This book endeavours to pinpoint the relations between musical, and especially instrumental, practice and the evolving conceptions of pitch systems. It traces the development of ancient melodic notation from reconstructed origins, through various adaptations necessitated by changing musical styles and newly invented instruments, to its final canonical form. It thus emerges how closely ancient harmonic theory depended on the culturally dominant instruments, the lyre and the aulos. These threads are followed down to late antiquity, when details recorded by Ptolemy permit an exceptionally clear view. Dr Hagel discusses the textual and pictorial evidence, introducing mathematical approaches wherever feasible, but also contributes to the interpretation of instruments in the archaeological record and occasionally is able to outline the general features of instruments not directly attested. The book will be indispensable to all those interested in Greek music, technology and performance culture and the general history of musicology.
Publisher: Cambridge University Press
Number of pages: 506
Weight: 740 g
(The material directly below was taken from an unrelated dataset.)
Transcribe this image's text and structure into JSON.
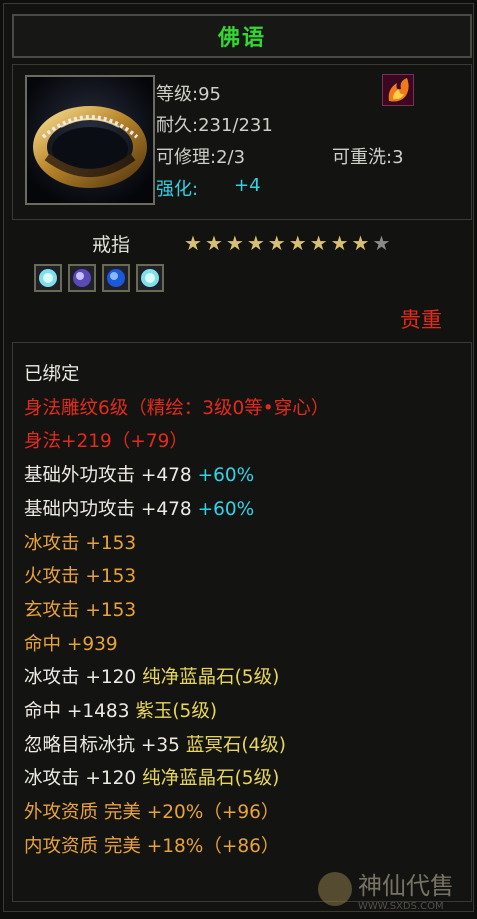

Dimensions: 230 x 155 x 23 mm
'This is a stunning achievement, and when scholars have had time to absorb its contents the study of Greek music and musical theory will never be the same again ... Its innovative, complex and multi-faceted methodology may be beyond what most others can hope to emulate at this level of sophistication, but once they have seen it in action no one will have any excuse for neglecting its potential, and we shall all have to absorb from it what lessons we can. In short, I believe that Hagel's book will revolutionise the discipline.' Andrew Barker, University of Birmingham
'I have no hesitation in pronouncing it a work of the highest originality and importance which future investigators will acknowledge as a landmark in the field.' Martin West, University of Oxford